PROMPT
From the listing below, copy out every line where the word "label" appears.

INPUT DATA
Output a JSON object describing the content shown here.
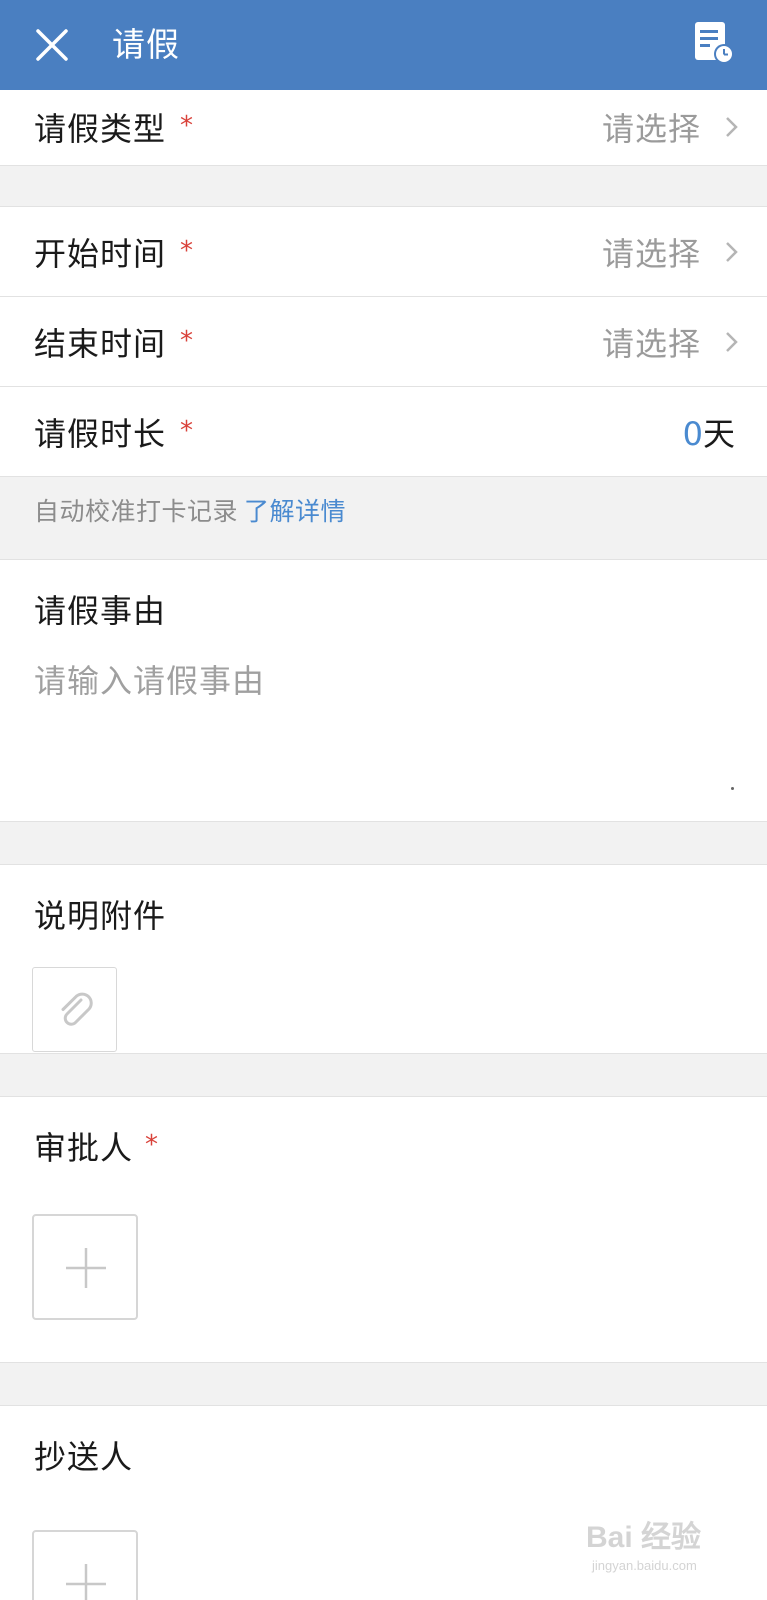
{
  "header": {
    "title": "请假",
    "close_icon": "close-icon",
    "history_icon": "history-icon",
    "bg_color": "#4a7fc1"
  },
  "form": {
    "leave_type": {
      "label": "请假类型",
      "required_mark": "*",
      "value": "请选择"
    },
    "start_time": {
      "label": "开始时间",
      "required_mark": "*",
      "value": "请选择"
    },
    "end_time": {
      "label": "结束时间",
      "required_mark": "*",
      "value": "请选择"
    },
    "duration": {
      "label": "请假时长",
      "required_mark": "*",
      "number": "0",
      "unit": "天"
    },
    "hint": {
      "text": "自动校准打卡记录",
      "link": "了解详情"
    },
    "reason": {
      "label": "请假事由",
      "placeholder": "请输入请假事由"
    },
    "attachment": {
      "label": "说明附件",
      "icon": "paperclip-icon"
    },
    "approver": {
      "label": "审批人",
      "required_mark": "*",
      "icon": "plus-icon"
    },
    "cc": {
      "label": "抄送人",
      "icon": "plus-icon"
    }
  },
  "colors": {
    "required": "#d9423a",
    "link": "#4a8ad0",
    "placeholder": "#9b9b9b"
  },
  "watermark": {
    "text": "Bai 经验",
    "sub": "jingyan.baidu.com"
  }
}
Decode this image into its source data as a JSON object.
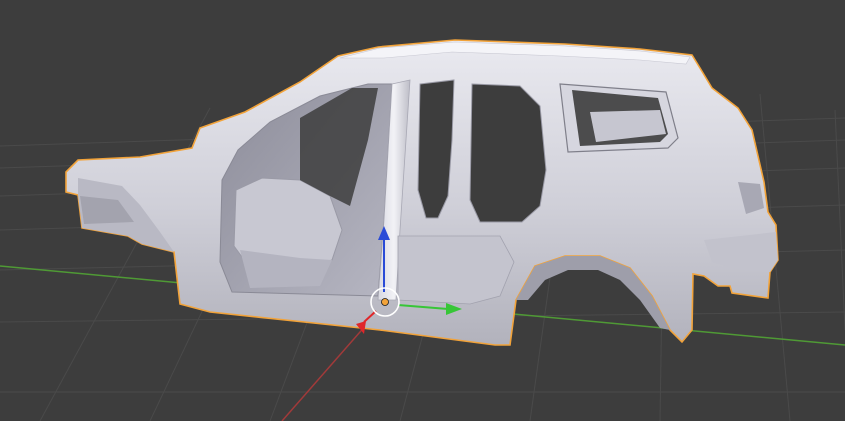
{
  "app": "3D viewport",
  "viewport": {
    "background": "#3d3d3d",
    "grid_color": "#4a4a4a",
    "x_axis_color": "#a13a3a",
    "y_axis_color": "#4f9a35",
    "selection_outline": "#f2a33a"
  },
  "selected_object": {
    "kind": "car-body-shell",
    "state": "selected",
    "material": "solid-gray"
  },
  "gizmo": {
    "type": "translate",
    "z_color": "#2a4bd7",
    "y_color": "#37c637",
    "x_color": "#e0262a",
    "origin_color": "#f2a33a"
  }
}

RESULT
      "label": "请假类型",
      "label": "开始时间",
      "label": "结束时间",
      "label": "请假时长",
      "label": "请假事由",
      "label": "说明附件",
      "label": "审批人",
      "label": "抄送人",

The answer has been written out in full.